- Project plans
- Project activities
- Legislation and standards
- Industry context
Last edited 17 Jan 2018
Contract vs tort
The classic 19th century definition of a contract is 'a promise or set of promises which the law will enforce' (Pollock, Principles of Contract 13th edition). That is to say, there is reciprocity of undertaking passing between the promisor and the promisee.
Tort, on the other hand, is generic in nature and therefore more difficult to define. It is a collection of civil law remedies entitling a person to recover damages for loss and injury which have been caused by the actions, omissions or statements of another person in such circumstances that the latter was in breach of a duty or obligation imposed at law.
Historically, actions in contract and in tort derived from the same source - trespass - compared with actions for breach of a deed, which were based upon an action on the covenant.
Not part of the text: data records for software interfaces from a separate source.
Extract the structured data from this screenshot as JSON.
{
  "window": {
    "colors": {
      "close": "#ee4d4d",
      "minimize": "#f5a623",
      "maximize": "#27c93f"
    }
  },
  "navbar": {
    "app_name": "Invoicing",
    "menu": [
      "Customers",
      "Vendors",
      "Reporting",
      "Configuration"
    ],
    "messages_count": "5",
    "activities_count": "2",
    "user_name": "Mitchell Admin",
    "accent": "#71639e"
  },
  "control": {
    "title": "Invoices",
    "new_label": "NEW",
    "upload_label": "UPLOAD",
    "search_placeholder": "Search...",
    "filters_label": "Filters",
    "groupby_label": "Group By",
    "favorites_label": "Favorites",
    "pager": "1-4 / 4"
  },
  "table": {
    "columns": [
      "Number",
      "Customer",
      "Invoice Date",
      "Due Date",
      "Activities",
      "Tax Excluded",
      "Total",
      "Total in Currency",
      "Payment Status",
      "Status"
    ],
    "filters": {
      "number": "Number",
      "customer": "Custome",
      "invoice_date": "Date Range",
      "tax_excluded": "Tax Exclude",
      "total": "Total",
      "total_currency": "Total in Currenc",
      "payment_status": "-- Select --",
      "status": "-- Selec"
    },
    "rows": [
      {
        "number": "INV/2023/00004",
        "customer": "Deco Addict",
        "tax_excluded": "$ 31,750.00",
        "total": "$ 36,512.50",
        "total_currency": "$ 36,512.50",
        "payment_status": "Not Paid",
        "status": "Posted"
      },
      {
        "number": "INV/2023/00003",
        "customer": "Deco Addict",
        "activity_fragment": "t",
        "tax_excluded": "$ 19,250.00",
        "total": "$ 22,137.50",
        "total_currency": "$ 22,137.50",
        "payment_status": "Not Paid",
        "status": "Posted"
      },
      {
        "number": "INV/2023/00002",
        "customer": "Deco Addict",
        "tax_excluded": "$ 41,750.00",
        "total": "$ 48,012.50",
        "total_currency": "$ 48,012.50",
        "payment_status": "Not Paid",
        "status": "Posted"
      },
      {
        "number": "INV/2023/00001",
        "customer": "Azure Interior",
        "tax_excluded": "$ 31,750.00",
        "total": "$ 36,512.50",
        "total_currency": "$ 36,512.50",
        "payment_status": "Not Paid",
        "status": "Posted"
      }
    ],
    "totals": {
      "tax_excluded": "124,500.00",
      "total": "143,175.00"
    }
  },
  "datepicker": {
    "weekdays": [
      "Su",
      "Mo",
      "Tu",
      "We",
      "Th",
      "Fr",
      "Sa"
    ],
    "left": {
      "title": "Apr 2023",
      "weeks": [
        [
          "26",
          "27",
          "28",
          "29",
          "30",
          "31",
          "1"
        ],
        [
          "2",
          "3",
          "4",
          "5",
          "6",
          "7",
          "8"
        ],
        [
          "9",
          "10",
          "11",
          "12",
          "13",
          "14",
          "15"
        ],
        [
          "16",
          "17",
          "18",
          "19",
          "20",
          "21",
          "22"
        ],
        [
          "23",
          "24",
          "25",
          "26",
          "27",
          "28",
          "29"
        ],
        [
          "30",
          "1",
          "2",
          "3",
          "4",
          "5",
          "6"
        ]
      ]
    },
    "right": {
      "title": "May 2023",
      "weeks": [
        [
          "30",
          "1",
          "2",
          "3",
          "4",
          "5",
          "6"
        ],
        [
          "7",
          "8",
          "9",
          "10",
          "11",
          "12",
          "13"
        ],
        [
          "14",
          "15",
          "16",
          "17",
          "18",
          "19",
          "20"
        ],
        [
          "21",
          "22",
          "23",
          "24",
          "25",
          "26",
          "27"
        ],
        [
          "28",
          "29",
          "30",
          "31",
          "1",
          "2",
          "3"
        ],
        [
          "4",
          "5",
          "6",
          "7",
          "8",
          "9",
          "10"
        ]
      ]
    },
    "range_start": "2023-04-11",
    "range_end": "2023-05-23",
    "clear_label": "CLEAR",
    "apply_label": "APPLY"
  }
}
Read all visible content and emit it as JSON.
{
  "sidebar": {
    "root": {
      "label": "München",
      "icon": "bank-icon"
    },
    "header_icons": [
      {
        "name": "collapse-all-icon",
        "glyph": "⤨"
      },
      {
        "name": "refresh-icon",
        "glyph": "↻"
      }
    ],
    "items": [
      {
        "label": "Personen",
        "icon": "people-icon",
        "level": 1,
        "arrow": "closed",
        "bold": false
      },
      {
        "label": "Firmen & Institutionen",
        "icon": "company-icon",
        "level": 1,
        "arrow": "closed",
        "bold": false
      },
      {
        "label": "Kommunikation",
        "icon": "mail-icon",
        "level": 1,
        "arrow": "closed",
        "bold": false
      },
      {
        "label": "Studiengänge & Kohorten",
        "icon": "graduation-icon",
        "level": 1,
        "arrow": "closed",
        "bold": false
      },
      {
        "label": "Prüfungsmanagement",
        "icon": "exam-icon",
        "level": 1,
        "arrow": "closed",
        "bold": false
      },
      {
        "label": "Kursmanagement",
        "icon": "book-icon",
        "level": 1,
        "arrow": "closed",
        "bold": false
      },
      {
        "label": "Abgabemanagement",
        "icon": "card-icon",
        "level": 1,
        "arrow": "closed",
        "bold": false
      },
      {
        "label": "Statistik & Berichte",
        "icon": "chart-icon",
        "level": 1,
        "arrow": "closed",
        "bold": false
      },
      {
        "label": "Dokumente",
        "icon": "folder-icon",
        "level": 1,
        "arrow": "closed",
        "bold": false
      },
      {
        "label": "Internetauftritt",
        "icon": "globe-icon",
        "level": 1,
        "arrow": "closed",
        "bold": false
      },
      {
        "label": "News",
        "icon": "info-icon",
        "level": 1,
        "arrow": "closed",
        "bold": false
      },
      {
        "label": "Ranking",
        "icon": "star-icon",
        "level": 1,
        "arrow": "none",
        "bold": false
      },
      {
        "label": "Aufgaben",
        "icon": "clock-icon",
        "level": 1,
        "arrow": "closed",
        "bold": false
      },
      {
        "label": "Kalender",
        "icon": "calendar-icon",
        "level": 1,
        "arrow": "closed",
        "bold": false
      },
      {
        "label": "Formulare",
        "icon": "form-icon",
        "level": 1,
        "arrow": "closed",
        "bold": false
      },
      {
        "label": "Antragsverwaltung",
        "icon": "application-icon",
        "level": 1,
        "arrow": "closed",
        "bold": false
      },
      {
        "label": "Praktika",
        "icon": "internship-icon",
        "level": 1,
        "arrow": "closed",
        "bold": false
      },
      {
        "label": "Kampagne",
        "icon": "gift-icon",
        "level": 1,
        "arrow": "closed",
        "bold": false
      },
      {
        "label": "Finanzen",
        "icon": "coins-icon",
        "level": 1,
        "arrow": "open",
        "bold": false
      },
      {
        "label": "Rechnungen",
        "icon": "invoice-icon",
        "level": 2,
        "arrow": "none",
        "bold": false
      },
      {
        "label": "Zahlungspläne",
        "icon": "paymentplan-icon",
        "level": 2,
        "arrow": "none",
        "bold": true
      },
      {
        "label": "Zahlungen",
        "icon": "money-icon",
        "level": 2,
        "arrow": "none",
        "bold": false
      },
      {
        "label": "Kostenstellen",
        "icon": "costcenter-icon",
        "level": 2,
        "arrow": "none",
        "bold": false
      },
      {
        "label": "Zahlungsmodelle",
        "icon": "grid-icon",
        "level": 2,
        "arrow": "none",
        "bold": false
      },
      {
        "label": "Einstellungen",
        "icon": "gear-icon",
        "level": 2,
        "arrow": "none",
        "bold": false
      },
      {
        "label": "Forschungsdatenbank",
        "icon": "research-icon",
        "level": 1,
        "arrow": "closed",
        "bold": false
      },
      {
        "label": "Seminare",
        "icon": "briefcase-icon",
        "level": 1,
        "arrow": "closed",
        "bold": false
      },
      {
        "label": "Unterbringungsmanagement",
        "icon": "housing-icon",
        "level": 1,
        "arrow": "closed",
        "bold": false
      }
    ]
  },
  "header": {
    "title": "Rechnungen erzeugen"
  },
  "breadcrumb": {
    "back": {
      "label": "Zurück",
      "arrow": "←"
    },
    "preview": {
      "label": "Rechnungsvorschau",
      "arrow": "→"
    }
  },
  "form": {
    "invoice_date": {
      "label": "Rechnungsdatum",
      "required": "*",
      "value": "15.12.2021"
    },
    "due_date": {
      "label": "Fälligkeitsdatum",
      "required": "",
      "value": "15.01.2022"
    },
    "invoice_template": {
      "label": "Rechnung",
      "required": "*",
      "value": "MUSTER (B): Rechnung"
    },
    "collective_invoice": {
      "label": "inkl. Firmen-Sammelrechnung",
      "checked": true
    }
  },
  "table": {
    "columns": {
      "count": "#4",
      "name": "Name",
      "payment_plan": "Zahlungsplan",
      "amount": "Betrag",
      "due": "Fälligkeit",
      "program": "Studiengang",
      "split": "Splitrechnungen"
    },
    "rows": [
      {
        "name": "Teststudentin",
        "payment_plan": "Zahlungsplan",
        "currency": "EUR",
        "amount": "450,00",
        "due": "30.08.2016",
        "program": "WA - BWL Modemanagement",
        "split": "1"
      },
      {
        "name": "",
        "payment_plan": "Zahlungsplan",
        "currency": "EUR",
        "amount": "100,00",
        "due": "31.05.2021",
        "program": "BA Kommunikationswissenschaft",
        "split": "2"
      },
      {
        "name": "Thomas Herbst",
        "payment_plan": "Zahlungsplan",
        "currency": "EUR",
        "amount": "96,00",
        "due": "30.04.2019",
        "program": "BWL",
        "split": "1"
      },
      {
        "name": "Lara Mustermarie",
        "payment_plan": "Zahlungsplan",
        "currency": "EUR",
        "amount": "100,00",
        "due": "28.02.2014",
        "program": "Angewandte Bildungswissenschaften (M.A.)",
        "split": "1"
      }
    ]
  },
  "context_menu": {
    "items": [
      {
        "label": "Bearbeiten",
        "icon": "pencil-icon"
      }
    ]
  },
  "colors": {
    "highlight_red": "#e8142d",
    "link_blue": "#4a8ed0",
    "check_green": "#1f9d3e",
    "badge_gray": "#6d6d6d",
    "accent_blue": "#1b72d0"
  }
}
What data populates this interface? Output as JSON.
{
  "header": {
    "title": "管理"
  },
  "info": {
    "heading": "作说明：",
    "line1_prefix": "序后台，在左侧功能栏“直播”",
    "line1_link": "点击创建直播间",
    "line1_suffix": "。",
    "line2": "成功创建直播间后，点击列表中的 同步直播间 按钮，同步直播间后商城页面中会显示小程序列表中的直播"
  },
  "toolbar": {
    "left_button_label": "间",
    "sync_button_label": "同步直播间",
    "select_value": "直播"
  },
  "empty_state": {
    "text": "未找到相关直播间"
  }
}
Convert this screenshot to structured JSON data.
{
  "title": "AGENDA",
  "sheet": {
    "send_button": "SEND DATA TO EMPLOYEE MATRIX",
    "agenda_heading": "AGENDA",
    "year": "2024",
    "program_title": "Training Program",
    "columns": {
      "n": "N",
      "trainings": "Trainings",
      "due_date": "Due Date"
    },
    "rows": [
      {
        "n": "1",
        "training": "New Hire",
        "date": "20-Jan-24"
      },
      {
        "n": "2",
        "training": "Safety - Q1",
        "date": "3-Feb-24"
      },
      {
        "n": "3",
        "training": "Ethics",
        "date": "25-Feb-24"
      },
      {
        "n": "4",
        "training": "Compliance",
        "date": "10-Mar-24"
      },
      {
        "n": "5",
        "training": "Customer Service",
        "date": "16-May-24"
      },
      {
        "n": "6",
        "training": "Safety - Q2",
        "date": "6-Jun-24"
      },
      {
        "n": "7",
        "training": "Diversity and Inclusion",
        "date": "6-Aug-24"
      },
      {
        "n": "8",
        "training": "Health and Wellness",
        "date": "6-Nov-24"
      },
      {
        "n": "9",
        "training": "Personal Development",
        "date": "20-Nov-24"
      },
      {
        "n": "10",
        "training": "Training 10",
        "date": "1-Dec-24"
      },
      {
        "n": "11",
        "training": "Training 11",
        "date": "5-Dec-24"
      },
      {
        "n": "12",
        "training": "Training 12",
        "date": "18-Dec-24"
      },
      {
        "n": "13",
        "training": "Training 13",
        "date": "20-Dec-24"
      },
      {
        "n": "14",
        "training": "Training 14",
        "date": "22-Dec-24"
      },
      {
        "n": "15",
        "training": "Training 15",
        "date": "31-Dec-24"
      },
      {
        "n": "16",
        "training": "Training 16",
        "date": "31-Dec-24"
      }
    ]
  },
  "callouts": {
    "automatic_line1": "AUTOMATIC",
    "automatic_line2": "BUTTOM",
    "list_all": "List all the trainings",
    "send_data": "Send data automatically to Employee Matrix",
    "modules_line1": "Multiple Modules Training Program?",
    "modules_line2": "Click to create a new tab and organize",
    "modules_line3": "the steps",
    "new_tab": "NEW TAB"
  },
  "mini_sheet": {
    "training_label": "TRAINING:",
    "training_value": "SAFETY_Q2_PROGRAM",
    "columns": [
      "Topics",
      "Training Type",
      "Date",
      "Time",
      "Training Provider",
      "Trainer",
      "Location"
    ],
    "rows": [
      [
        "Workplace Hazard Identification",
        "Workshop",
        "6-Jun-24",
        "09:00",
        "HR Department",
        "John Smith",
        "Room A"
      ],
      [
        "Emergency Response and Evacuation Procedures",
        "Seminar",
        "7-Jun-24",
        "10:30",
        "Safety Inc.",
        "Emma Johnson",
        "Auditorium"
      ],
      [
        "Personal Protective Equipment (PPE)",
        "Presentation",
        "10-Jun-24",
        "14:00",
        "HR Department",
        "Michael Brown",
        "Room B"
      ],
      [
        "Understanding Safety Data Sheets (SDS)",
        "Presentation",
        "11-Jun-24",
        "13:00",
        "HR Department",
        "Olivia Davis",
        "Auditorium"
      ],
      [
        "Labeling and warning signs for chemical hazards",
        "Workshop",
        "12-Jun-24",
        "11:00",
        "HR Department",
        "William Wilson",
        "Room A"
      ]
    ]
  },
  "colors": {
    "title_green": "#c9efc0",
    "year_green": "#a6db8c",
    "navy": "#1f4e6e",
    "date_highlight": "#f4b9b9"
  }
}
Actions for breach of contract were based on assumpsit and actions in tort were ex delicto. In the 17th century the courts began to draw procedural but not substantive distinctions between assumpsit and actions ex delicto.
These distinctions became substantive differences during the nineteenth century, reflecting the political social and economical philosophy of 'laissez-faire', which emphasised the importance of the legal doctrines of freedom of contract and sanctity of contract.
 Related articles on Designing Buildings Wiki
- Alternative dispute resolution.
- Breach of contract.
- Causes of construction disputes.
- Construction contract.
- Contract negotiation.
- Derogation from grant.
- Dispute resolution boards.
- Donoghue v Stevenson.
- Modifying clauses in standard forms of contract.
- Scheme for Construction Contracts.
- Strict liability.
Featured articles and news
Whole-life costs consider all costs associated with the life of a building, from inception to disposal. Find out more here.
Reports emerge of injuries caused by Apple employees colliding with the campus' glazed walls.
The winners of NIC's ideas competition on transforming the Cambridge to Oxford arc discuss their concept.
Create new habitats and improve air quality and wellbeing.
New report provides 12 key actions which could close the structural talent gap in the construction industry.
These can be used to find out whether a proposed development is likely to be approved. Read more here.
Studying a built environment degree? Check out our helpful student resources section.
New BRE research paper explores how blockchain technology can benefit the built environment industry.
Timber is a natural carbon sink, but it must not end up in landfill at the end of its useful life.
BSRIA has collaborated with the Department of Health on research into air permeability in isolation rooms.